Thursday, April 5, 2007

Life, liberty...but the other pursuit continues to elude us

Mihaly Csikszentmihalyi in his highly engaging book Flow comes to a powerful conclusion. While it is a part of human nature to seek happiness, the reason why we are no closer to attaining it than Aristotle was in his day is that we are looking for it in the wrong place.

His basic thesis is that happiness is an inner-engineered not externally dependent experience. Success depends on the control of consciousness - not the variety of circumstances in the external, physical world.

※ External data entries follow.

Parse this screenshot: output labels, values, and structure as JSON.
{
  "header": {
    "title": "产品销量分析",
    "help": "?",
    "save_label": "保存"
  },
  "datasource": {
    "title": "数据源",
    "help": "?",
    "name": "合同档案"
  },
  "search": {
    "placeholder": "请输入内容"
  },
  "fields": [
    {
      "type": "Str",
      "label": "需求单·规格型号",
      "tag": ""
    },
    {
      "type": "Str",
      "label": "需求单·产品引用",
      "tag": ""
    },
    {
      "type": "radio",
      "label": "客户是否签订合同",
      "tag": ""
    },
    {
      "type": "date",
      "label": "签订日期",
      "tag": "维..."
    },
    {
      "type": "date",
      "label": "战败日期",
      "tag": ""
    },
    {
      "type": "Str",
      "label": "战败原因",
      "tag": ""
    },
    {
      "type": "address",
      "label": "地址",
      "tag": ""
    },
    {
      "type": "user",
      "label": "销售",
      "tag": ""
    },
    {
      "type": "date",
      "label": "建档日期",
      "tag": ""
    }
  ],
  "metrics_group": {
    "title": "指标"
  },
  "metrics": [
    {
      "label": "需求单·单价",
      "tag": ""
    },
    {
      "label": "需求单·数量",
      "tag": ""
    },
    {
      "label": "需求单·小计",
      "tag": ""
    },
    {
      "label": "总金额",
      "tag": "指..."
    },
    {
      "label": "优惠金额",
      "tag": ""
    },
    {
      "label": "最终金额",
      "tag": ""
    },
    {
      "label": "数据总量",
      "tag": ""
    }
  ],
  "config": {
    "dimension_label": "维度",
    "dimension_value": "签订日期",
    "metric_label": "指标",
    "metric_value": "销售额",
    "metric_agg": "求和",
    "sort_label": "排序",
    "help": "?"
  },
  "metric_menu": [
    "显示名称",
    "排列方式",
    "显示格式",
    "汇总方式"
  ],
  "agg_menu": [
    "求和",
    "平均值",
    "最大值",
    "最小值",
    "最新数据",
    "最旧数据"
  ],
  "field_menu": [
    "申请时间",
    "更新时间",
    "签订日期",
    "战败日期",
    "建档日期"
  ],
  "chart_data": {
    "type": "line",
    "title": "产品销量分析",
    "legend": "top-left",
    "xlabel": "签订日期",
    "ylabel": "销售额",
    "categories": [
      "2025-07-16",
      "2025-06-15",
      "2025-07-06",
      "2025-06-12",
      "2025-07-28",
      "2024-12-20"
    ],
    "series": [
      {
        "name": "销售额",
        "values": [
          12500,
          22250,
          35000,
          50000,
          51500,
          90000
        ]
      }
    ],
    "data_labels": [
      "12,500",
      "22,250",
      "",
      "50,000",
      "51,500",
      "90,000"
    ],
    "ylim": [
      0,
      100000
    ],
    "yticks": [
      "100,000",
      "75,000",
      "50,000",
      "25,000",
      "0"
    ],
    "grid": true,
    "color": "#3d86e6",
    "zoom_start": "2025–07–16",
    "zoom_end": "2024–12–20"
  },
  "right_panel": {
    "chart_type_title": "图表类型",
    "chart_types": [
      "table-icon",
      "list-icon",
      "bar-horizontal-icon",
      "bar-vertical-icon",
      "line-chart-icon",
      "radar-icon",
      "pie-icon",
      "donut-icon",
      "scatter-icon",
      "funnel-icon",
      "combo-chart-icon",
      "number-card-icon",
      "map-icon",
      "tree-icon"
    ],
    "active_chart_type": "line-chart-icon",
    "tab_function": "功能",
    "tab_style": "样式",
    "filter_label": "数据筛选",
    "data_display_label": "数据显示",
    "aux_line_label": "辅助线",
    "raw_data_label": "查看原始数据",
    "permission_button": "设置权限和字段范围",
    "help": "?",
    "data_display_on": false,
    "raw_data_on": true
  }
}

It is precisely why people are able to reach the state of happiness despite being in situations in which outer conditions are - objectively speaking - difficult or threatening. He gives accounts from interviews with people from third world countries as well as incarcerated in concentration camps, in which remarkably some individuals described moments of serenity and deep inner calm, peace and more than well-being, profound happiness.

A casual stroll through that list of adjectives brings to OFD's mind one activity in particular: yoga. It is the act of yoking mind and body, but most importantly its intrinsic value is in bringing control and order to consciousness, to clear and focus the mind, the inner reality.

It leads us to a hypothesis which we shall venture out to explore. Whether people who participate in yoga regularly are any closer to happiness than other people.

That sound was the tent being unzipped. We're stepped forth into the wilderness, clip boards and interviewing questions at hand and ready to explore the realm of happiness amidst the populous.

We shall report back.

1 comment:

kyle said...

I came in 2nd in my 4th grade spelling contest because i omitted the second "s" in Csikszentmihalyi.

The other kid won the event when she nailed the surname Chandramouleeswaran.

Clearly the fix was in.